[Element data from apps and pages]
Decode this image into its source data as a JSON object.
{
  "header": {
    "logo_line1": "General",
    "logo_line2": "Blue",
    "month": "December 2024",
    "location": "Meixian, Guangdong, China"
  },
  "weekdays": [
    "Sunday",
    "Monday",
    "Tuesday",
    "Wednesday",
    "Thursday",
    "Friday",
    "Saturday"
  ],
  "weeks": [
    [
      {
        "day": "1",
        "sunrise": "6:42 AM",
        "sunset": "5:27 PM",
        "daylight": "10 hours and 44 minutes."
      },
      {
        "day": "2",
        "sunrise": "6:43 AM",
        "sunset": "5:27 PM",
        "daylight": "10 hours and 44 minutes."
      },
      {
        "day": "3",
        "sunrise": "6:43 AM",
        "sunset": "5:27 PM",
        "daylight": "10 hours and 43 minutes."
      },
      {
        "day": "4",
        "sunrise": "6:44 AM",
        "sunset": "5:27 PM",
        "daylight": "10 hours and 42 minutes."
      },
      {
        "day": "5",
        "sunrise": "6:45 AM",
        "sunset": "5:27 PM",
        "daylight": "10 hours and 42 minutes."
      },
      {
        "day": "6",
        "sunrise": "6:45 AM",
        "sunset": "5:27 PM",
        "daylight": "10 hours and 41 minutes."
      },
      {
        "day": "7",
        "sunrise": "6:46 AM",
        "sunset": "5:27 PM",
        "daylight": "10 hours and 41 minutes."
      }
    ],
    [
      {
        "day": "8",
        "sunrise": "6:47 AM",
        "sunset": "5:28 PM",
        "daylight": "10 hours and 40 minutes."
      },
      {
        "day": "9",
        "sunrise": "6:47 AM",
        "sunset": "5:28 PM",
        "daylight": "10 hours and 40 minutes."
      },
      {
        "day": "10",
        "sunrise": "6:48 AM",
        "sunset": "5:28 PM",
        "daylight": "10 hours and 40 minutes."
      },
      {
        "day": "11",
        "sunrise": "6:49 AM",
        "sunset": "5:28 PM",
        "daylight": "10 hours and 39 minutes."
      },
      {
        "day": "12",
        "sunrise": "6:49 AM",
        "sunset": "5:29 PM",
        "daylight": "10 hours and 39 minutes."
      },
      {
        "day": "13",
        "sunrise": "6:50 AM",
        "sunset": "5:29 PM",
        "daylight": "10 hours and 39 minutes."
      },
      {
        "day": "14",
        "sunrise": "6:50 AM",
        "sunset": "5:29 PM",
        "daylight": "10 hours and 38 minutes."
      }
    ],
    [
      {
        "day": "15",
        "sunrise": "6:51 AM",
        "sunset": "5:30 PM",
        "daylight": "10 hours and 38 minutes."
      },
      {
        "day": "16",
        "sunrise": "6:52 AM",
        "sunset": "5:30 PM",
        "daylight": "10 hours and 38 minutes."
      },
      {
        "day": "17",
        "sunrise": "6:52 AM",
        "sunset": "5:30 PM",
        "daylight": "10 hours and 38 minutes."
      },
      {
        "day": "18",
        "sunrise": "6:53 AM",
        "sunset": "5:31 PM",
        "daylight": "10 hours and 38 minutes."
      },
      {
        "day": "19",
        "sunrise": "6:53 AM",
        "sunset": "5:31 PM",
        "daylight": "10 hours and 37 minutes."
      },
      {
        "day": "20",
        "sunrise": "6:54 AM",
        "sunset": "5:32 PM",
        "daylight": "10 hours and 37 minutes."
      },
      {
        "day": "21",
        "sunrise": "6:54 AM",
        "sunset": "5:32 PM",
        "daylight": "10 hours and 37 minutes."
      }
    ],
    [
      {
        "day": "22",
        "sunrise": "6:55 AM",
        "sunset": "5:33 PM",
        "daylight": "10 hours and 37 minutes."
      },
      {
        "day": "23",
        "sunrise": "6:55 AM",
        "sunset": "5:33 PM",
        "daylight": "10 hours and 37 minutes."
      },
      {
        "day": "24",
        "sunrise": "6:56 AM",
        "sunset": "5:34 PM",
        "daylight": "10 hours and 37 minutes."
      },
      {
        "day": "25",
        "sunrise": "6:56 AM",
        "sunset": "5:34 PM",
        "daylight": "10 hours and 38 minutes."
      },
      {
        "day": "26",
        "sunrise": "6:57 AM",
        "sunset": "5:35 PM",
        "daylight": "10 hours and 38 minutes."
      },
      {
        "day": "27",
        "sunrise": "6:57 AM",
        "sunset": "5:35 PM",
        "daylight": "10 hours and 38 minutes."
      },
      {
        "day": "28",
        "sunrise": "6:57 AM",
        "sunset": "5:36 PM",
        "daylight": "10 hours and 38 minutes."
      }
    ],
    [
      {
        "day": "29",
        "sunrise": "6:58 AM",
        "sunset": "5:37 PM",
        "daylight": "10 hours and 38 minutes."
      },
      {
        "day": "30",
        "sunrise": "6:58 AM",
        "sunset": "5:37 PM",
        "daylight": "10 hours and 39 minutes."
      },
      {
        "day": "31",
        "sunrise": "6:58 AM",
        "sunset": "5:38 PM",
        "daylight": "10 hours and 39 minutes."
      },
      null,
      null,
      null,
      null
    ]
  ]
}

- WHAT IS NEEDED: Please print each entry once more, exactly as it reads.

- ANSWER:
Decode this image into its source data as a JSON object.
{
  "header": {
    "logo_line1": "General",
    "logo_line2": "Blue",
    "month": "December 2024",
    "location": "Meixian, Guangdong, China"
  },
  "weekdays": [
    "Sunday",
    "Monday",
    "Tuesday",
    "Wednesday",
    "Thursday",
    "Friday",
    "Saturday"
  ],
  "weeks": [
    [
      {
        "day": "1",
        "sunrise": "6:42 AM",
        "sunset": "5:27 PM",
        "daylight": "10 hours and 44 minutes."
      },
      {
        "day": "2",
        "sunrise": "6:43 AM",
        "sunset": "5:27 PM",
        "daylight": "10 hours and 44 minutes."
      },
      {
        "day": "3",
        "sunrise": "6:43 AM",
        "sunset": "5:27 PM",
        "daylight": "10 hours and 43 minutes."
      },
      {
        "day": "4",
        "sunrise": "6:44 AM",
        "sunset": "5:27 PM",
        "daylight": "10 hours and 42 minutes."
      },
      {
        "day": "5",
        "sunrise": "6:45 AM",
        "sunset": "5:27 PM",
        "daylight": "10 hours and 42 minutes."
      },
      {
        "day": "6",
        "sunrise": "6:45 AM",
        "sunset": "5:27 PM",
        "daylight": "10 hours and 41 minutes."
      },
      {
        "day": "7",
        "sunrise": "6:46 AM",
        "sunset": "5:27 PM",
        "daylight": "10 hours and 41 minutes."
      }
    ],
    [
      {
        "day": "8",
        "sunrise": "6:47 AM",
        "sunset": "5:28 PM",
        "daylight": "10 hours and 40 minutes."
      },
      {
        "day": "9",
        "sunrise": "6:47 AM",
        "sunset": "5:28 PM",
        "daylight": "10 hours and 40 minutes."
      },
      {
        "day": "10",
        "sunrise": "6:48 AM",
        "sunset": "5:28 PM",
        "daylight": "10 hours and 40 minutes."
      },
      {
        "day": "11",
        "sunrise": "6:49 AM",
        "sunset": "5:28 PM",
        "daylight": "10 hours and 39 minutes."
      },
      {
        "day": "12",
        "sunrise": "6:49 AM",
        "sunset": "5:29 PM",
        "daylight": "10 hours and 39 minutes."
      },
      {
        "day": "13",
        "sunrise": "6:50 AM",
        "sunset": "5:29 PM",
        "daylight": "10 hours and 39 minutes."
      },
      {
        "day": "14",
        "sunrise": "6:50 AM",
        "sunset": "5:29 PM",
        "daylight": "10 hours and 38 minutes."
      }
    ],
    [
      {
        "day": "15",
        "sunrise": "6:51 AM",
        "sunset": "5:30 PM",
        "daylight": "10 hours and 38 minutes."
      },
      {
        "day": "16",
        "sunrise": "6:52 AM",
        "sunset": "5:30 PM",
        "daylight": "10 hours and 38 minutes."
      },
      {
        "day": "17",
        "sunrise": "6:52 AM",
        "sunset": "5:30 PM",
        "daylight": "10 hours and 38 minutes."
      },
      {
        "day": "18",
        "sunrise": "6:53 AM",
        "sunset": "5:31 PM",
        "daylight": "10 hours and 38 minutes."
      },
      {
        "day": "19",
        "sunrise": "6:53 AM",
        "sunset": "5:31 PM",
        "daylight": "10 hours and 37 minutes."
      },
      {
        "day": "20",
        "sunrise": "6:54 AM",
        "sunset": "5:32 PM",
        "daylight": "10 hours and 37 minutes."
      },
      {
        "day": "21",
        "sunrise": "6:54 AM",
        "sunset": "5:32 PM",
        "daylight": "10 hours and 37 minutes."
      }
    ],
    [
      {
        "day": "22",
        "sunrise": "6:55 AM",
        "sunset": "5:33 PM",
        "daylight": "10 hours and 37 minutes."
      },
      {
        "day": "23",
        "sunrise": "6:55 AM",
        "sunset": "5:33 PM",
        "daylight": "10 hours and 37 minutes."
      },
      {
        "day": "24",
        "sunrise": "6:56 AM",
        "sunset": "5:34 PM",
        "daylight": "10 hours and 37 minutes."
      },
      {
        "day": "25",
        "sunrise": "6:56 AM",
        "sunset": "5:34 PM",
        "daylight": "10 hours and 38 minutes."
      },
      {
        "day": "26",
        "sunrise": "6:57 AM",
        "sunset": "5:35 PM",
        "daylight": "10 hours and 38 minutes."
      },
      {
        "day": "27",
        "sunrise": "6:57 AM",
        "sunset": "5:35 PM",
        "daylight": "10 hours and 38 minutes."
      },
      {
        "day": "28",
        "sunrise": "6:57 AM",
        "sunset": "5:36 PM",
        "daylight": "10 hours and 38 minutes."
      }
    ],
    [
      {
        "day": "29",
        "sunrise": "6:58 AM",
        "sunset": "5:37 PM",
        "daylight": "10 hours and 38 minutes."
      },
      {
        "day": "30",
        "sunrise": "6:58 AM",
        "sunset": "5:37 PM",
        "daylight": "10 hours and 39 minutes."
      },
      {
        "day": "31",
        "sunrise": "6:58 AM",
        "sunset": "5:38 PM",
        "daylight": "10 hours and 39 minutes."
      },
      null,
      null,
      null,
      null
    ]
  ]
}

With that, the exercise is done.